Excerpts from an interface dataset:
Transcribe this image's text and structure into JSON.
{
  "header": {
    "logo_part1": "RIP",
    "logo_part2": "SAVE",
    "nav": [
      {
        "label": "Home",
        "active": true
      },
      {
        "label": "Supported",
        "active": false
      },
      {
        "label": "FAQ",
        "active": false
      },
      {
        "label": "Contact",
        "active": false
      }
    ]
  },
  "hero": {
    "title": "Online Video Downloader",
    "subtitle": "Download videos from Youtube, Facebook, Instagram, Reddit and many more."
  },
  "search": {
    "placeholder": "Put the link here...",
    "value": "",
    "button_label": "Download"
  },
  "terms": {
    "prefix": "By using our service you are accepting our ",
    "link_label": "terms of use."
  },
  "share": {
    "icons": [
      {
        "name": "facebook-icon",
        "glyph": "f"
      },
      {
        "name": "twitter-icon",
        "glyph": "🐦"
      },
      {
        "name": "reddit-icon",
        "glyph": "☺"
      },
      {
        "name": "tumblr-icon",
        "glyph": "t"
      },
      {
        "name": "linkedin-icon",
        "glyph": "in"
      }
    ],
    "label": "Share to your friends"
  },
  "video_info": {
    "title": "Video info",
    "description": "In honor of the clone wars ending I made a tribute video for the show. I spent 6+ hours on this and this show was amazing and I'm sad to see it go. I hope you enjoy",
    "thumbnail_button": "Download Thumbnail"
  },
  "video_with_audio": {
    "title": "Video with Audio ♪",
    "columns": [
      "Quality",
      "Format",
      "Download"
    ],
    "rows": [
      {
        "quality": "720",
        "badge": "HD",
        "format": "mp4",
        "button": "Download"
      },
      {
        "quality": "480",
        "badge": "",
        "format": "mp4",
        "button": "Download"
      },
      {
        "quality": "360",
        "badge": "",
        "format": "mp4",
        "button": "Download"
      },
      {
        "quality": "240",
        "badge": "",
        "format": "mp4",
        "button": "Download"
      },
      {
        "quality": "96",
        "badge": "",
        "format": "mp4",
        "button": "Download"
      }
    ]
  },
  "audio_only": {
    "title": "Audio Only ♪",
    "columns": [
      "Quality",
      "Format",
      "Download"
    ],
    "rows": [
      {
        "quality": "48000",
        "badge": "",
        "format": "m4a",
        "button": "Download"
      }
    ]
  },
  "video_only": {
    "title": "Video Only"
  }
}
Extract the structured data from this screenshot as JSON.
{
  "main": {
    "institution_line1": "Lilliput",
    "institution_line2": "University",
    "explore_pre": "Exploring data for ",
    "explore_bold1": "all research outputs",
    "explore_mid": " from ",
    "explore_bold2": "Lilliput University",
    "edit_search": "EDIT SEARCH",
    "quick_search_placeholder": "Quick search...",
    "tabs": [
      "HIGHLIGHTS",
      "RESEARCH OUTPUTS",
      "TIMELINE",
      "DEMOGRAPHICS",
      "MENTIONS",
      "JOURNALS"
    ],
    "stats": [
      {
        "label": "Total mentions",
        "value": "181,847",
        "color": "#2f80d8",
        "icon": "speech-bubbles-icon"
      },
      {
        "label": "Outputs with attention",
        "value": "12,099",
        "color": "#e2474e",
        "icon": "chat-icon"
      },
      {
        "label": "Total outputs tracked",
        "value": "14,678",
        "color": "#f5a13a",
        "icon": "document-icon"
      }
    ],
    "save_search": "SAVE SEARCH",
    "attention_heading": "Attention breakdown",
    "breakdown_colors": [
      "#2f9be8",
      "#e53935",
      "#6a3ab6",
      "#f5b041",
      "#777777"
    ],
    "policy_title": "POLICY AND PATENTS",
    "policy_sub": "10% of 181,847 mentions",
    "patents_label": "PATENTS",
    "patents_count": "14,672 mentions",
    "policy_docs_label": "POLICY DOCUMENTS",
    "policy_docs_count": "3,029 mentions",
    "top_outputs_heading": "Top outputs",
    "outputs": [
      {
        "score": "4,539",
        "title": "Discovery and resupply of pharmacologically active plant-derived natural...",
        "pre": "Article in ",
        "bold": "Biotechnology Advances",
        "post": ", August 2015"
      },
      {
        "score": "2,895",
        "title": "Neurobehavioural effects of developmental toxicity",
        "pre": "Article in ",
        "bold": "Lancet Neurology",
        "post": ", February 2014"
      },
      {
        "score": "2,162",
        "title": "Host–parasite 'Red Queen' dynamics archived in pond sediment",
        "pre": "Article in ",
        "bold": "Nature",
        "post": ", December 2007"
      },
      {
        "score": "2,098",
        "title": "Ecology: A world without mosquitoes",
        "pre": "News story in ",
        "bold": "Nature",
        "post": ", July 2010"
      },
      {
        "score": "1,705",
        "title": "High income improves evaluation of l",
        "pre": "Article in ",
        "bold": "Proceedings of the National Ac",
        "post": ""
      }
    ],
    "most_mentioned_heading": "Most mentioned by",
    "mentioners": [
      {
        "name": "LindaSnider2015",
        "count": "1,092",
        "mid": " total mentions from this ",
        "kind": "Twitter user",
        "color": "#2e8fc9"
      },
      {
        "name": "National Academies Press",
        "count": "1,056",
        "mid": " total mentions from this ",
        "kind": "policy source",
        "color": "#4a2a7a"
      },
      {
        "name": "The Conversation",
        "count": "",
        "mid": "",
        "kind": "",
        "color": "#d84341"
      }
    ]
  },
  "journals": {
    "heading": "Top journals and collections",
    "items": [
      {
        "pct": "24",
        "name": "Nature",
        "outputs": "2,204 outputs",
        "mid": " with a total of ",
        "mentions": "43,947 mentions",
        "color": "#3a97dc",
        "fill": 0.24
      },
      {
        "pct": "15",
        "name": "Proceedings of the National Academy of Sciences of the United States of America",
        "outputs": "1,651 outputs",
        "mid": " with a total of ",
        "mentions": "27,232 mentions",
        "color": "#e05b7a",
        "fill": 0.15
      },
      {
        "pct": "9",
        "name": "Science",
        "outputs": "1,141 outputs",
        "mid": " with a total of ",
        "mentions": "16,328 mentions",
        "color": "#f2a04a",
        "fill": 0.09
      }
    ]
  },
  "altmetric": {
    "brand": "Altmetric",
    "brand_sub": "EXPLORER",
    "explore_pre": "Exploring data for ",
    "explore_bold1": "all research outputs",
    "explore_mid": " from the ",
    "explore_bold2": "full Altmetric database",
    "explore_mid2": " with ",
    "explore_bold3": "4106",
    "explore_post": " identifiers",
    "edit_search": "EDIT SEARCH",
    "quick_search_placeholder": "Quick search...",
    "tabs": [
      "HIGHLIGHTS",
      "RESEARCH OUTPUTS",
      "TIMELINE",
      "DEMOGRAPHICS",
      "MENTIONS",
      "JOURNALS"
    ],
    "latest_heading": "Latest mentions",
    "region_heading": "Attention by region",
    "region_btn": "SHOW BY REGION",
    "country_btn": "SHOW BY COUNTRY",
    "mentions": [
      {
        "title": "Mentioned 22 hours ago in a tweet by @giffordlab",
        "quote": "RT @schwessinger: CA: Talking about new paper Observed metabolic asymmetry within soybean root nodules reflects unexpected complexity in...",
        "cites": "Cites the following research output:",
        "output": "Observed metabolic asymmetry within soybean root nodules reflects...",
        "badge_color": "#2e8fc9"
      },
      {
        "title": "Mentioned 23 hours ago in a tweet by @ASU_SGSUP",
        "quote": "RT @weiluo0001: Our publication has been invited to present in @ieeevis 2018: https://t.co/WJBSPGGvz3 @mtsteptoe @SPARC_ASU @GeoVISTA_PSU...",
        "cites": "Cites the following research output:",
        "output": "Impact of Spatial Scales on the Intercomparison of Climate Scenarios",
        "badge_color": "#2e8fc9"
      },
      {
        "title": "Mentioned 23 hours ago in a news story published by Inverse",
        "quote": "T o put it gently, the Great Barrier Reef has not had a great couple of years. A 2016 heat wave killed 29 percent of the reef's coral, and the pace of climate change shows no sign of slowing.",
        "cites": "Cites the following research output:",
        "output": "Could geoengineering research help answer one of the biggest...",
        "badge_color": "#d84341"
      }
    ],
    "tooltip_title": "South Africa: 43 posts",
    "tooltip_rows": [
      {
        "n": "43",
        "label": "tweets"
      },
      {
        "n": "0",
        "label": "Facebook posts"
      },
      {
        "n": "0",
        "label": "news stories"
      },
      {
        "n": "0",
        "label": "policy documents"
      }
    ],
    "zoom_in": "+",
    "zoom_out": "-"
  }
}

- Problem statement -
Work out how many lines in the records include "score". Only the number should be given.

- Task answer -
5